Devices to stimulate the dorsal root ganglion (DRG) became available in the mid-2010s for treating chronic pain, particularly in areas that were hard to treat with traditional spinal cord stimulation, such as the hand, chest, abdomen, foot, knee or groin. (1)
The dorsal root ganglion (DRG) is a bundle of nerves that are located outside of the spinal cord. It is an easily accessible structure in the spine that plays a key role in the development and management of chronic neuropathic pain. It is a bundle of sensory nerve cell bodies within the epidural space. Each nerve root communicates to the dorsal root ganglion in a way that allows sensory messages from a defined area of the body. Therefore, applying stimulation to the DRG can permit focused therapy to a specific focal area.

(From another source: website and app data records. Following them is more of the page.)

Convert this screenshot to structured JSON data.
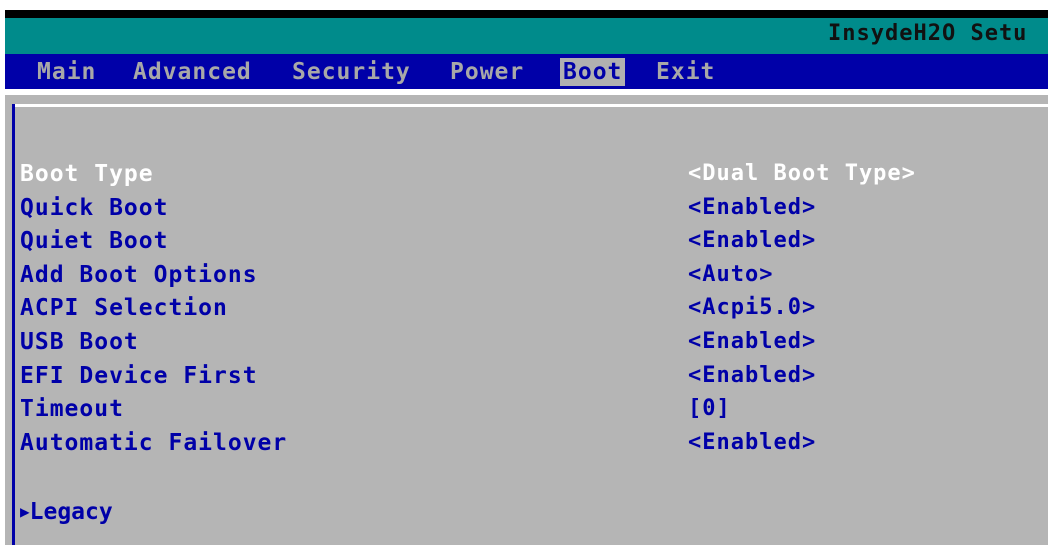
{
  "title": "InsydeH2O Setu",
  "menu": [
    {
      "label": "Main"
    },
    {
      "label": "Advanced"
    },
    {
      "label": "Security"
    },
    {
      "label": "Power"
    },
    {
      "label": "Boot",
      "active": true
    },
    {
      "label": "Exit"
    }
  ],
  "settings": [
    {
      "label": "Boot Type",
      "value": "<Dual Boot Type>"
    },
    {
      "label": "Quick Boot",
      "value": "<Enabled>"
    },
    {
      "label": "Quiet Boot",
      "value": "<Enabled>"
    },
    {
      "label": "Add Boot Options",
      "value": "<Auto>"
    },
    {
      "label": "ACPI Selection",
      "value": "<Acpi5.0>"
    },
    {
      "label": "USB Boot",
      "value": "<Enabled>"
    },
    {
      "label": "EFI Device First",
      "value": "<Enabled>"
    },
    {
      "label": "Timeout",
      "value": "[0]"
    },
    {
      "label": "Automatic Failover",
      "value": "<Enabled>"
    }
  ],
  "submenu": {
    "arrow_icon": "▶",
    "label": "Legacy"
  },
  "colors": {
    "title_bar": "#008b8b",
    "menu_bar": "#0000a8",
    "panel": "#b5b5b5",
    "text_blue": "#0000a8",
    "selected_text": "#ffffff"
  }
}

DRG stimulation was initially used for some of the most challenging cases of complex regional pain syndrome (CRPS), a condition that causes severe pain and hypersensitivity in an extremity. Traditional spinal cord stimulation does not always provide adequate relief in CRPS and a DRG stimulator is much more specific for the affected body part. Today, we trial dorsal root ganglion stimulator systems as a therapy for neuropathic pain conditions that affect a specific body part such as a hip, knee, foot, groin, or rib.
When Dorsal Root Ganglion therapy should be considered
The DRG stimulator is well-suited for specific neuropathic conditions, which include CRPS, pelvic pain, groin neuralgia, extremity pain and other nerve pain involving isolated parts of the body.
Paresthesia-free SCS and DRG stimulators are new advances in neurostimulation and offer a non-destructive, reversible alternative to treat difficult nerve problems that fail to respond to more conservative care. Neurostimulation is far less invasive than traditional back surgery and is moving from a therapy of last resort to a therapy that may prevent the need for more aggressive treatments like surgery or nerve destruction.
DRG Stimulator Trial
The implantation process for the dorsal root ganglion (DRG) stimulator is very similar to the implantation of a typical SCS. Like the typical SCS, the implantation of a DRG stimulator begins with a trial.
A trial typically lasts 5 to 7 days. This procedure will be done at our ambulatory surgery center under light sedation.
The trial stimulator leads are temporarily implanted percutaneously (through the skin) using an epidural needle placed into the epidural space (the area surrounding the spinal cord). Once the leads are positioned within the epidural space, your physician will then stimulate the dorsal root ganglion, instead of the spinal cord.
The dorsal root ganglion is located at the side of the spine where the spinal nerve root exits to become a peripheral nerve. Your physician will know which DRG targets to stimulate based on the exact location of your pain. Once the leads are properly placed, they are then connected to a trial stimulator battery that is external.
During the trial, patients are able to control their device to alleviate pain. They can turn the device on and off as needed, they can turn the stimulation up or down for comfort, and there are multiple different programs they can use to help eliminate pain.
At the conclusion of the trial, the temporary leads will be removed and the patient and physician will determine if a permanent device should be implanted.
DRG Stimulator Implant
If you and your physician determine that the trial was successful, a permanent stimulator may be implanted.
For the permanent implantation, the procedure will be done at an ambulatory surgery center or hospital under conscious sedation directed by an anesthesiologist.
Two small incisions are made to complete the procedure. Permanent leads are implanted through the predetermined location in the epidural space.
Next, the leads are connected to the computer/battery unit called the internal pulse generator (IPG). Once the leads are connected, the IPG is implanted in the upper buttock region. The procedure takes around 30-40 minutes to complete.
When the procedure is finished, the IPG electrical pulses are programmed with an external control unit that the patient is able to use to control the system.
Patients are trained in how to use the control unit before leaving. Once again, the patient can use the control unit to turn the system on and off, adjust the stimulation level and switch between programs to alleviate their pain.
The patient is able to go home after the procedure when the programming is complete.